TASK OBJECTIVE
Every line below that holds the word "publicité" must be listed.

PROVIDED DATA
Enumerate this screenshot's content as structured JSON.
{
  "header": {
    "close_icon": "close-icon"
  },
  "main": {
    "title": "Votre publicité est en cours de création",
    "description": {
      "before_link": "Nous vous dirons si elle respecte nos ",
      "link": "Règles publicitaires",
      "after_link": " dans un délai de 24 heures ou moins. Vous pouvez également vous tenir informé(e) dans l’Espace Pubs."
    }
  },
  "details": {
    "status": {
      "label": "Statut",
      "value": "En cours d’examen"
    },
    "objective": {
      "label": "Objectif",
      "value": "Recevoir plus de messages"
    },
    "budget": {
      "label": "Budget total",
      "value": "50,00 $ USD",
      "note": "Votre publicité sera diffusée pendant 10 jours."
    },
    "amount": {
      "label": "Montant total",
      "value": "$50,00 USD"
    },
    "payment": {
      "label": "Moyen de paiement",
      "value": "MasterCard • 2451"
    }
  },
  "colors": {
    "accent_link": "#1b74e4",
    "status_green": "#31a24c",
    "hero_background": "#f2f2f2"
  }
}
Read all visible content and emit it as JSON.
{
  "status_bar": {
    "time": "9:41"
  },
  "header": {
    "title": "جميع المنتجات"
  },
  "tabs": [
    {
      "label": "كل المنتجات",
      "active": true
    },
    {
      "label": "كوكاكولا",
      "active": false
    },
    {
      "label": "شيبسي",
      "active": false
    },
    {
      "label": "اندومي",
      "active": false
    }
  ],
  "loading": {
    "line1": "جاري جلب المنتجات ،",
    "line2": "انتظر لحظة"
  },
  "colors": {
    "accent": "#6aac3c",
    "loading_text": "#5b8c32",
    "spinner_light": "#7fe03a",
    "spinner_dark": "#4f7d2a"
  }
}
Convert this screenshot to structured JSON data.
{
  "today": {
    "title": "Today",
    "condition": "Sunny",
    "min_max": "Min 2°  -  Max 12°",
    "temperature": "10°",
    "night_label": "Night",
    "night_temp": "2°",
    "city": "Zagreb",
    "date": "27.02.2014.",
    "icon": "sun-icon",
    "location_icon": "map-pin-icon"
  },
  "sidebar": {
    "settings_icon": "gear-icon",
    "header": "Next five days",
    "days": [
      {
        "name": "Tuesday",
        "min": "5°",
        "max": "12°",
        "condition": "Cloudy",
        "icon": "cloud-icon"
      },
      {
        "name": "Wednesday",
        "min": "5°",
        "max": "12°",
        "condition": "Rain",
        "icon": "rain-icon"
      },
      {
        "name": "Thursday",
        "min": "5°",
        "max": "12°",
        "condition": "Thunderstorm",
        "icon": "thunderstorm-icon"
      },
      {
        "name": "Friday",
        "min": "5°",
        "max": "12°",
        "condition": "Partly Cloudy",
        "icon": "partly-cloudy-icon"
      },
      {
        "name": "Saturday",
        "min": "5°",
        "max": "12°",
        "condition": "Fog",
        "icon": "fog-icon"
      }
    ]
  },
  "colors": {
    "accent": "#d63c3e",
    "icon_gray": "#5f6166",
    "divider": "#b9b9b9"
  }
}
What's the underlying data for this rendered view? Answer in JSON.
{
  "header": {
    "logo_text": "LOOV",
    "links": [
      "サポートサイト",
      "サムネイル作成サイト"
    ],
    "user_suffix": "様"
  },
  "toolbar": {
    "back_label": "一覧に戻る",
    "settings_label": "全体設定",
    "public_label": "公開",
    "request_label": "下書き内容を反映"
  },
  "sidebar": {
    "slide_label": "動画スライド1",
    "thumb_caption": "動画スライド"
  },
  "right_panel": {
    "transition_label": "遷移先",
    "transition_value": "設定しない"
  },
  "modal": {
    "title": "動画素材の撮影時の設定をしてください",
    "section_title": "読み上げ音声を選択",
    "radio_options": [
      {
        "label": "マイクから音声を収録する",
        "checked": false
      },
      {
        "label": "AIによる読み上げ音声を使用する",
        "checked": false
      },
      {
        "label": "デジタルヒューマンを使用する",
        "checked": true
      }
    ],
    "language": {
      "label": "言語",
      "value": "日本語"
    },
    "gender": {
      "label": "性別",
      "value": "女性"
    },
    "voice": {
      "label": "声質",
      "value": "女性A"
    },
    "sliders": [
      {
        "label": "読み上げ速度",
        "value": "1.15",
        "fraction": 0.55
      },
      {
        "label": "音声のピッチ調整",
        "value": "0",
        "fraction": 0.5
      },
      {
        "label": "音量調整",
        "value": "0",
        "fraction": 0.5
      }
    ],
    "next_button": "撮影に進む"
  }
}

YOUR RESPONSE
    "title": "Votre publicité est en cours de création",
      "note": "Votre publicité sera diffusée pendant 10 jours."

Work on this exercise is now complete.